Writers working for the state in order to appeal to the masses, a tradition of collective authorship and government mandated themes; the North Korean literary scene seems more like a bureaucratic industry than a freewheeling bohemian coterie. In Invisible Stars Tatiana Gabroussenko explores the image of writers in North Korean society and explains why writers are kept out of the public eye despite being acknowledged for their crucial role in the political system. Through a comparative historical analysis of the social role of intellectuals in the USSR and the DPRK, she argues that the political risk of a highly-visible intelligentsia is what pushed the North Korean government to keep writers out of the spotlight: for fear that authorship could translate into authority, individual writers are dissociated from their most politically significant writings.
Looking at the recent rise of adult sci-fi stories in North Korea, I myself try to understand how this new genre was received by the literary world and how it positioned itself within the established notions of what literature is and should be. Comparing works of sci-fi with the canonical works of the Immortal Guidance series, I outline some of the political and stylistic conventions of literariness in the DPRK. Underlining the way the country distinguishes between popular and literary fiction, I argue that sci-fi might still gain significant appraisal from the average reader even if it never reaches the level of institutional recognition enjoyed by other genres.

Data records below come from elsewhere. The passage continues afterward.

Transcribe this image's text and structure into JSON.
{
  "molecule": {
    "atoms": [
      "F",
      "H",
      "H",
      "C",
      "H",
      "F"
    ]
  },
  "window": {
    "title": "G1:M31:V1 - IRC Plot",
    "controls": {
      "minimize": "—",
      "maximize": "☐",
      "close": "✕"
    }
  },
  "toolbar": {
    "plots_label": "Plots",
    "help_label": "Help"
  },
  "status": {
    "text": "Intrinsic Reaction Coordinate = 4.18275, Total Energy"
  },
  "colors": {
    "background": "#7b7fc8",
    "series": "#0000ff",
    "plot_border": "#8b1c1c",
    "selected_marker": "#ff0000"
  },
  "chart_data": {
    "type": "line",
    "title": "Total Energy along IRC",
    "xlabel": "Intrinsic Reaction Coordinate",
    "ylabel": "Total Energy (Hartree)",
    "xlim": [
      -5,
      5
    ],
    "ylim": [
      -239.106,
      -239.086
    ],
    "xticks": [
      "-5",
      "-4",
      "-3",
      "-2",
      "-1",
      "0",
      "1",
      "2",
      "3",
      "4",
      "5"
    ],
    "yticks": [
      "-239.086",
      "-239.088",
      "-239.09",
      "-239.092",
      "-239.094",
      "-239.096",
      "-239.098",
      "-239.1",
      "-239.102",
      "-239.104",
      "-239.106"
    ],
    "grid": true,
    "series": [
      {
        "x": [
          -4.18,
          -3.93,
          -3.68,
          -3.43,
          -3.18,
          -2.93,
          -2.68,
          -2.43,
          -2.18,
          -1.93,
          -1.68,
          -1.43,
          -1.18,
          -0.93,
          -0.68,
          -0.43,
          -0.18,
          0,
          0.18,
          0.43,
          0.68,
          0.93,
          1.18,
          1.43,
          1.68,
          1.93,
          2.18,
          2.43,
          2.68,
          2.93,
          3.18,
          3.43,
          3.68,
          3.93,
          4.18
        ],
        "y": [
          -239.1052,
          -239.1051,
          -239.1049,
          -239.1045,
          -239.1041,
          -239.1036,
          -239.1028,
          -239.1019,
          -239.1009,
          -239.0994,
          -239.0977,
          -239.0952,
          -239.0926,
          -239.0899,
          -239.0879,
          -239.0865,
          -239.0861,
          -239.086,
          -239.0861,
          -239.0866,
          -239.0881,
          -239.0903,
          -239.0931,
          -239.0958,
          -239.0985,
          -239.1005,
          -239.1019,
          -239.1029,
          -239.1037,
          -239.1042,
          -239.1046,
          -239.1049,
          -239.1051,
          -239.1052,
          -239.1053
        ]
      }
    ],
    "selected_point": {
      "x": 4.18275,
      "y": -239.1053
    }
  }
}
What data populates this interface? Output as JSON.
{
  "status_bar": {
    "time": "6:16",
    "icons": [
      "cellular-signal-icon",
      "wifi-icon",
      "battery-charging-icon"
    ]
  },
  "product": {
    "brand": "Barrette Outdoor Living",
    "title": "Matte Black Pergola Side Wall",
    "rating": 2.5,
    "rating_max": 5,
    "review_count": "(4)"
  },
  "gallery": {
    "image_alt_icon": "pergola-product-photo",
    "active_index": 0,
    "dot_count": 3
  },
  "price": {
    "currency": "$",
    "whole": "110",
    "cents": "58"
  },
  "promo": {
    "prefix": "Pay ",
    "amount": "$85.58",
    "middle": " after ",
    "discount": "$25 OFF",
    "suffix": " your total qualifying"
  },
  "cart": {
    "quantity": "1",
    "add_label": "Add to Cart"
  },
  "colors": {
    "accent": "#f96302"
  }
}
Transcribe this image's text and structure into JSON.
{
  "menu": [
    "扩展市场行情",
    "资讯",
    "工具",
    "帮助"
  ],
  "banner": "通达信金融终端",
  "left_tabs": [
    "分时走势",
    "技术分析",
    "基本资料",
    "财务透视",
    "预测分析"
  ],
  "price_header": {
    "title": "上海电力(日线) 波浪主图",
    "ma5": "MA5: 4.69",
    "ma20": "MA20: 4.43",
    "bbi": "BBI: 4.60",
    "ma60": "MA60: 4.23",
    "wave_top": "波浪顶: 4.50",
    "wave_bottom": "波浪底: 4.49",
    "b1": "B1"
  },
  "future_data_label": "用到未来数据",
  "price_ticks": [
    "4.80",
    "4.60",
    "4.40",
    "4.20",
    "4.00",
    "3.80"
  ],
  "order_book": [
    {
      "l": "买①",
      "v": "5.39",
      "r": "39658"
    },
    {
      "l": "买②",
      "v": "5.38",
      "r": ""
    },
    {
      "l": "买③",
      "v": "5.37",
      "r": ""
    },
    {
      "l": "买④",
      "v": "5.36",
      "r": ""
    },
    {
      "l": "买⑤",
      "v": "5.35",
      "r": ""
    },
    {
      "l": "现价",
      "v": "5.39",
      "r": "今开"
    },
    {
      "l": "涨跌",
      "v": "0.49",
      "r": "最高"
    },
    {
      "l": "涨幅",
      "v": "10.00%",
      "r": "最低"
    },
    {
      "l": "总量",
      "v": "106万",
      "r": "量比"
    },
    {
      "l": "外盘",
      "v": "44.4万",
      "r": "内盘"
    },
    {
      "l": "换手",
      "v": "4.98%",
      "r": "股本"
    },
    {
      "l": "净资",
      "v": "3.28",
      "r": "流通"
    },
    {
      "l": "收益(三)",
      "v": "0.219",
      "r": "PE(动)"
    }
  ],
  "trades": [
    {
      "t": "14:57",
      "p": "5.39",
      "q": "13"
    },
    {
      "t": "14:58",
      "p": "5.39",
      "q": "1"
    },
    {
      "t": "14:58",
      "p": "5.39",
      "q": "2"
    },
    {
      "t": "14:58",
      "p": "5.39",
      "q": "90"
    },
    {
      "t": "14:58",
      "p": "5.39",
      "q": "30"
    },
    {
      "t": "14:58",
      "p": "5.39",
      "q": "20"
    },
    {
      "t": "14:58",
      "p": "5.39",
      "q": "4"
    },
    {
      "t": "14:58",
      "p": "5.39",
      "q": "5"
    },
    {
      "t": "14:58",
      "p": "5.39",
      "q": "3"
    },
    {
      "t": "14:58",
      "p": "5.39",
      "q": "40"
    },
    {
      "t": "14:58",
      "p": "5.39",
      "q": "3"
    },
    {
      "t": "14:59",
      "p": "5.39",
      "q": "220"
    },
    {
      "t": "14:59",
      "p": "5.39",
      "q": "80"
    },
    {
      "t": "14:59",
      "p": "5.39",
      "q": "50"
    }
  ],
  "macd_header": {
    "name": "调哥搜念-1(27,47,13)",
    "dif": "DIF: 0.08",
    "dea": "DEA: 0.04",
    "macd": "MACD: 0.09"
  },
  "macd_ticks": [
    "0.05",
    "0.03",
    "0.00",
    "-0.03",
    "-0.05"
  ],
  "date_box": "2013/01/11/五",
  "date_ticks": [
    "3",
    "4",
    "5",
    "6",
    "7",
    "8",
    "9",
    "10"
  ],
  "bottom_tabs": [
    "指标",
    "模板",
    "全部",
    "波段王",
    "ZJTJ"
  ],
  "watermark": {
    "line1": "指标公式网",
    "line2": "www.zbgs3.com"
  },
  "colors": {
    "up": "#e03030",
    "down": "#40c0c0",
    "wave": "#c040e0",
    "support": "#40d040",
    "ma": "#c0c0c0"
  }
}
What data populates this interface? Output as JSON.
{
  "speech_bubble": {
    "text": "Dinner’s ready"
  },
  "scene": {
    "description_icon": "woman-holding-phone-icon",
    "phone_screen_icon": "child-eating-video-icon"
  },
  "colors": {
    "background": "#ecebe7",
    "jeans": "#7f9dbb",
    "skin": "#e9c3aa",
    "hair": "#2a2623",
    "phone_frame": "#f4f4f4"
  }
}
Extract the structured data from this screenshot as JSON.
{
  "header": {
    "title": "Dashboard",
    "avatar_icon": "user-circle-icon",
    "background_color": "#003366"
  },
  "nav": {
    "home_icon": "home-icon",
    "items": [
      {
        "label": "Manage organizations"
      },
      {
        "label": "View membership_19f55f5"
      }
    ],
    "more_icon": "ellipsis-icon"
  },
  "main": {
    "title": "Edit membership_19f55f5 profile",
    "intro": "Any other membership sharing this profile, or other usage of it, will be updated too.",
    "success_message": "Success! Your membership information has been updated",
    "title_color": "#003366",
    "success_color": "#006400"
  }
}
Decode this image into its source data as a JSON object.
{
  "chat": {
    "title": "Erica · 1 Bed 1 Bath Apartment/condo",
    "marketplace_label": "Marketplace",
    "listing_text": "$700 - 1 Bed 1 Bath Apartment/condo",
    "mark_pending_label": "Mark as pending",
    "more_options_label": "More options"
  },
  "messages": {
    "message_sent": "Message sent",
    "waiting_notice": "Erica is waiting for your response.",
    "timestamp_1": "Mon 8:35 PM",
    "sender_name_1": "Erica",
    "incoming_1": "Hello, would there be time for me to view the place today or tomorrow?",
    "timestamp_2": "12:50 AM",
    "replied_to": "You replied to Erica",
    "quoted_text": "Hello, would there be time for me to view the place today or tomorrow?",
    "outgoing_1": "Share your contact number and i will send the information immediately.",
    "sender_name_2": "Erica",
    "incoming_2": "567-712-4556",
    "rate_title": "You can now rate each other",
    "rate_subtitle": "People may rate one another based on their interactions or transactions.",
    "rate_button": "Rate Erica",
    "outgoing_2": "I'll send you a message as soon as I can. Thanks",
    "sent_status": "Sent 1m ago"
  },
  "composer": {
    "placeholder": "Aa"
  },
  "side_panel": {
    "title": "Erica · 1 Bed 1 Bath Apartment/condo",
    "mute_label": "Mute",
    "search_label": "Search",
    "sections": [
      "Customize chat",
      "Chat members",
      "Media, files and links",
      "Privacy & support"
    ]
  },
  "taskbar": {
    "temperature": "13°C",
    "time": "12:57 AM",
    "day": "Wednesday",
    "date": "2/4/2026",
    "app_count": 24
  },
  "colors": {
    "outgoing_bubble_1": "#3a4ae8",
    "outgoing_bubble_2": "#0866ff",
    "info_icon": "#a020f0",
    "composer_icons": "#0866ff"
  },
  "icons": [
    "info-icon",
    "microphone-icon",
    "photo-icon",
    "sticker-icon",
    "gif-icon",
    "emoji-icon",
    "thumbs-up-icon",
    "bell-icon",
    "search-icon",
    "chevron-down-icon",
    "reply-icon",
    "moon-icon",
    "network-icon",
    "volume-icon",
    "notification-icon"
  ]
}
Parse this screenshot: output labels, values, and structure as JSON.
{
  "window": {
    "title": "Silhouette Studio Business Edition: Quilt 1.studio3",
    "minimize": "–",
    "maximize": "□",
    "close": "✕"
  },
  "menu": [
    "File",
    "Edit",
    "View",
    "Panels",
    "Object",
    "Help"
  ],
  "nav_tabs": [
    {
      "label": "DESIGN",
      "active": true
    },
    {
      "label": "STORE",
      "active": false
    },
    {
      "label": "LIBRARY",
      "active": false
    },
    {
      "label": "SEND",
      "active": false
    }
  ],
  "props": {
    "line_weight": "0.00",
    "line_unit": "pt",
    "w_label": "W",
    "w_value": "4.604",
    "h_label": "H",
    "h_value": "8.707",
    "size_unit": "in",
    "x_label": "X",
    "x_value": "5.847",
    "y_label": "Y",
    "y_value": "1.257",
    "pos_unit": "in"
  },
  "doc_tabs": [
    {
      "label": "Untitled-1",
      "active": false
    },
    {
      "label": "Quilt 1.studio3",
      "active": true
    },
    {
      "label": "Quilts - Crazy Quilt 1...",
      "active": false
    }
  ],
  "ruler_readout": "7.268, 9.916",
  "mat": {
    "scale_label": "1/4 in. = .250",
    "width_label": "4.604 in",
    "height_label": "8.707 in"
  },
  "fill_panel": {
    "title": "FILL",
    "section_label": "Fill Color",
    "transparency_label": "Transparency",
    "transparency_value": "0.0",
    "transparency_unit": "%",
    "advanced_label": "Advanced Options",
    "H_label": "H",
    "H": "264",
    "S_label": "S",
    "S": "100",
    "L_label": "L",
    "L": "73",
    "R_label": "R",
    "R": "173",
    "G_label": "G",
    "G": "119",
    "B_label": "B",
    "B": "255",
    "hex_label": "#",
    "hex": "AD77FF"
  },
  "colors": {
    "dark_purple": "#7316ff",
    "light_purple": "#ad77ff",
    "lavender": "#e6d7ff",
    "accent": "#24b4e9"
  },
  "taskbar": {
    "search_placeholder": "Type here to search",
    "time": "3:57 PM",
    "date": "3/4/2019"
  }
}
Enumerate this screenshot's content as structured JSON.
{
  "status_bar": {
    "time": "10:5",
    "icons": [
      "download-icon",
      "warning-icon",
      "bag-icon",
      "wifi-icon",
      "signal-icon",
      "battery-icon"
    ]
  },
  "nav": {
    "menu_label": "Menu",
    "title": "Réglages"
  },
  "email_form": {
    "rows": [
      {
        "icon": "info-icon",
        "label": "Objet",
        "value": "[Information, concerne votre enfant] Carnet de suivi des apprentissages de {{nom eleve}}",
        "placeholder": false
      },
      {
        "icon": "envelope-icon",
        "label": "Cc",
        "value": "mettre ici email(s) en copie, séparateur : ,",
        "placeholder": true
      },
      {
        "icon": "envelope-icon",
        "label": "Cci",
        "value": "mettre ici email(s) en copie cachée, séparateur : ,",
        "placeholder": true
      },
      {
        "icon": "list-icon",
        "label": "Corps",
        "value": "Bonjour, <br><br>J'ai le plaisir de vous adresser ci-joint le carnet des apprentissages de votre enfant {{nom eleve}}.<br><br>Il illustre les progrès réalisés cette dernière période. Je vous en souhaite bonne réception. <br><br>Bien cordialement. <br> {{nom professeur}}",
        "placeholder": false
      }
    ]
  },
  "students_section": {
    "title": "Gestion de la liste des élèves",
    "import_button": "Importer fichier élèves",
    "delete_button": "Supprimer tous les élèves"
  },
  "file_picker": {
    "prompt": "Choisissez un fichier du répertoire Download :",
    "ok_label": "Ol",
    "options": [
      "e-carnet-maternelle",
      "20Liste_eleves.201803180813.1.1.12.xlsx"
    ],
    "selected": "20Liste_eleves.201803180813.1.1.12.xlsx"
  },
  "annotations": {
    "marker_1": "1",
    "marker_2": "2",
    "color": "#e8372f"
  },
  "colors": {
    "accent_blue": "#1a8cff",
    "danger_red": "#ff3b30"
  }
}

Finally, the intriguing, especially in light of its ascension to the status of national treasure under Kim Jong-il, realm of North Korea’s cinematic output is considered by Sherri L. Ter Molen. Using the 2006 film The Schoolgirl’s Diary as an exemplar, Ter Molen examines the ideological terrain embedded within North Korean films, investigates any internal aesthetic prescriptions as to how its citizens “should look, feel and behave,” and analyses perplexing capitalistic and individualistic symbols and themes that are interwoven within a story that tows the usual party line.